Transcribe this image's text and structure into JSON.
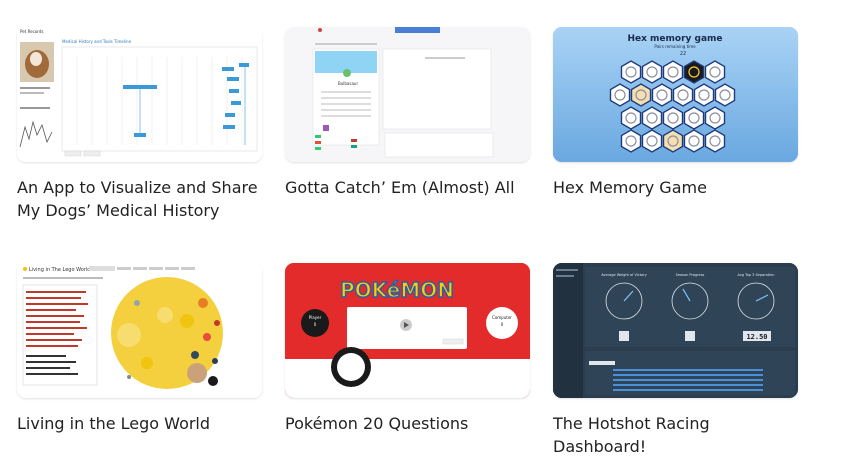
{
  "cards": [
    {
      "title": "An App to Visualize and Share My Dogs’ Medical History",
      "thumb_label": "Pet Records",
      "thumb_subtitle": "Medical History and Tools Timeline"
    },
    {
      "title": "Gotta Catch’ Em (Almost) All",
      "thumb_label": "Bulbasaur"
    },
    {
      "title": "Hex Memory Game",
      "thumb_label": "Hex memory game",
      "thumb_sub": "Pairs remaining time",
      "thumb_count": "22"
    },
    {
      "title": "Living in the Lego World",
      "thumb_label": "Living in The Lego World"
    },
    {
      "title": "Pokémon 20 Questions",
      "thumb_label": "POKéMON",
      "player_label": "Player",
      "player_score": "0",
      "computer_label": "Computer",
      "computer_score": "0"
    },
    {
      "title": "The Hotshot Racing Dashboard!",
      "gauge_labels": [
        "Average Weight of Victory",
        "Season Progress",
        "Avg Top 3 Separation"
      ],
      "odometer_value": "12.50"
    }
  ],
  "colors": {
    "hex_bg": "#8ec3ef",
    "pokemon_red": "#e32b2b",
    "dash_bg": "#2b3d4f",
    "lego_yellow": "#f4d03f"
  }
}
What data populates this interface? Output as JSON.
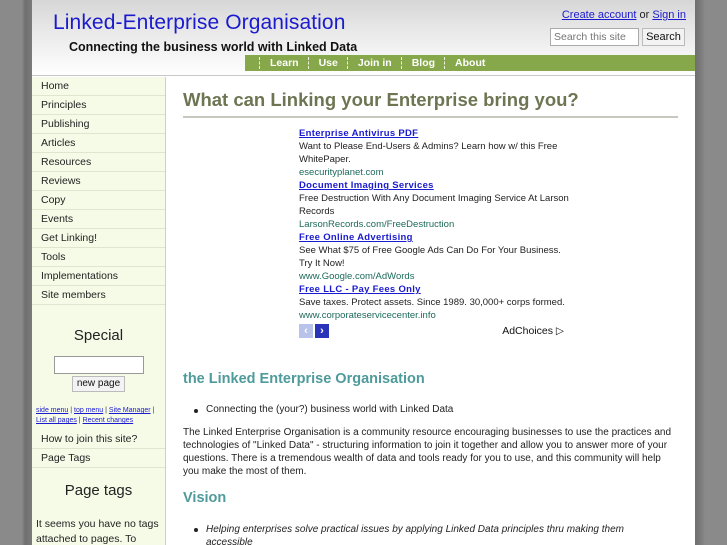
{
  "header": {
    "site_title": "Linked-Enterprise Organisation",
    "subtitle": "Connecting the business world with Linked Data",
    "create_account": "Create account",
    "or": "or",
    "sign_in": "Sign in",
    "search_placeholder": "Search this site",
    "search_button": "Search"
  },
  "topnav": {
    "items": [
      "Learn",
      "Use",
      "Join in",
      "Blog",
      "About"
    ]
  },
  "sidebar": {
    "items": [
      "Home",
      "Principles",
      "Publishing",
      "Articles",
      "Resources",
      "Reviews",
      "Copy",
      "Events",
      "Get Linking!",
      "Tools",
      "Implementations",
      "Site members"
    ],
    "special_title": "Special",
    "new_page_button": "new page",
    "links": {
      "side_menu": "side menu",
      "top_menu": "top menu",
      "site_manager": "Site Manager",
      "list_all_pages": "List all pages",
      "recent_changes": "Recent changes",
      "separator": " | "
    },
    "items2": [
      "How to join this site?",
      "Page Tags"
    ],
    "page_tags_title": "Page tags",
    "page_tags_text": "It seems you have no tags attached to pages. To"
  },
  "main": {
    "page_title": "What can Linking your Enterprise bring you?",
    "ads": [
      {
        "title": "Enterprise Antivirus PDF",
        "desc": "Want to Please End-Users & Admins? Learn how w/ this Free WhitePaper.",
        "url": "esecurityplanet.com"
      },
      {
        "title": "Document Imaging Services",
        "desc": "Free Destruction With Any Document Imaging Service At Larson Records",
        "url": "LarsonRecords.com/FreeDestruction"
      },
      {
        "title": "Free Online Advertising",
        "desc": "See What $75 of Free Google Ads Can Do For Your Business. Try It Now!",
        "url": "www.Google.com/AdWords"
      },
      {
        "title": "Free LLC - Pay Fees Only",
        "desc": "Save taxes. Protect assets. Since 1989. 30,000+ corps formed.",
        "url": "www.corporateservicecenter.info"
      }
    ],
    "ad_prev": "‹",
    "ad_next": "›",
    "adchoices": "AdChoices ▷",
    "section1_title": "the Linked Enterprise Organisation",
    "section1_bullet": "Connecting the (your?) business world with Linked Data",
    "section1_para": "The Linked Enterprise Organisation is a community resource encouraging businesses to use the practices and technologies of \"Linked Data\" - structuring information to join it together and allow you to answer more of your questions. There is a tremendous wealth of data and tools ready for you to use, and this community will help you make the most of them.",
    "vision_title": "Vision",
    "vision_bullet": "Helping enterprises solve practical issues by applying Linked Data principles thru making them accessible"
  }
}
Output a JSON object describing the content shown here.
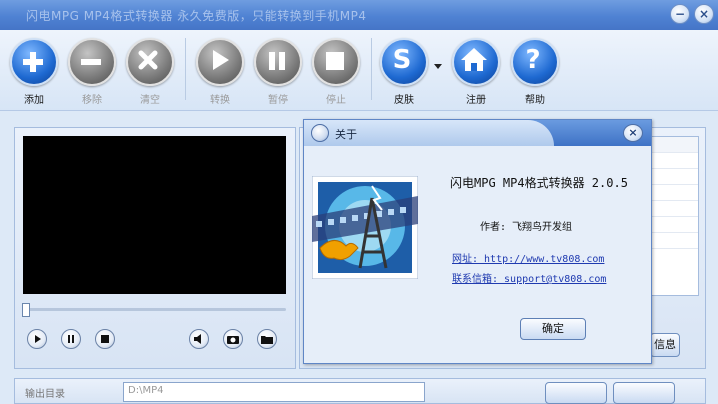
{
  "window": {
    "title": "闪电MPG MP4格式转换器  永久免费版，只能转换到手机MP4"
  },
  "toolbar": {
    "add": "添加",
    "remove": "移除",
    "clear": "清空",
    "convert": "转换",
    "pause": "暂停",
    "stop": "停止",
    "skin": "皮肤",
    "register": "注册",
    "help": "帮助"
  },
  "player": {
    "seek_progress": 0
  },
  "right_panel": {
    "info_button": "信息"
  },
  "bottom": {
    "output_label": "输出目录",
    "output_path": "D:\\MP4"
  },
  "about": {
    "title": "关于",
    "product": "闪电MPG MP4格式转换器 2.0.5",
    "author": "作者: 飞翔鸟开发组",
    "website": "网址: http://www.tv808.com",
    "email": "联系信箱: support@tv808.com",
    "ok": "确定"
  },
  "colors": {
    "accent": "#1e69d1",
    "titlebar": "#4f82d3",
    "link": "#1f3ab0"
  }
}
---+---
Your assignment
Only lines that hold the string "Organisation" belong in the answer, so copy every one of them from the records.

Task result
    "site_title": "Linked-Enterprise Organisation",
    "section1_title": "the Linked Enterprise Organisation",
    "section1_para": "The Linked Enterprise Organisation is a community resource encouraging businesses to use the practices and technologies of \"Linked Data\" - structuring information to join it together and allow you to answer more of your questions. There is a tremendous wealth of data and tools ready for you to use, and this community will help you make the most of them.",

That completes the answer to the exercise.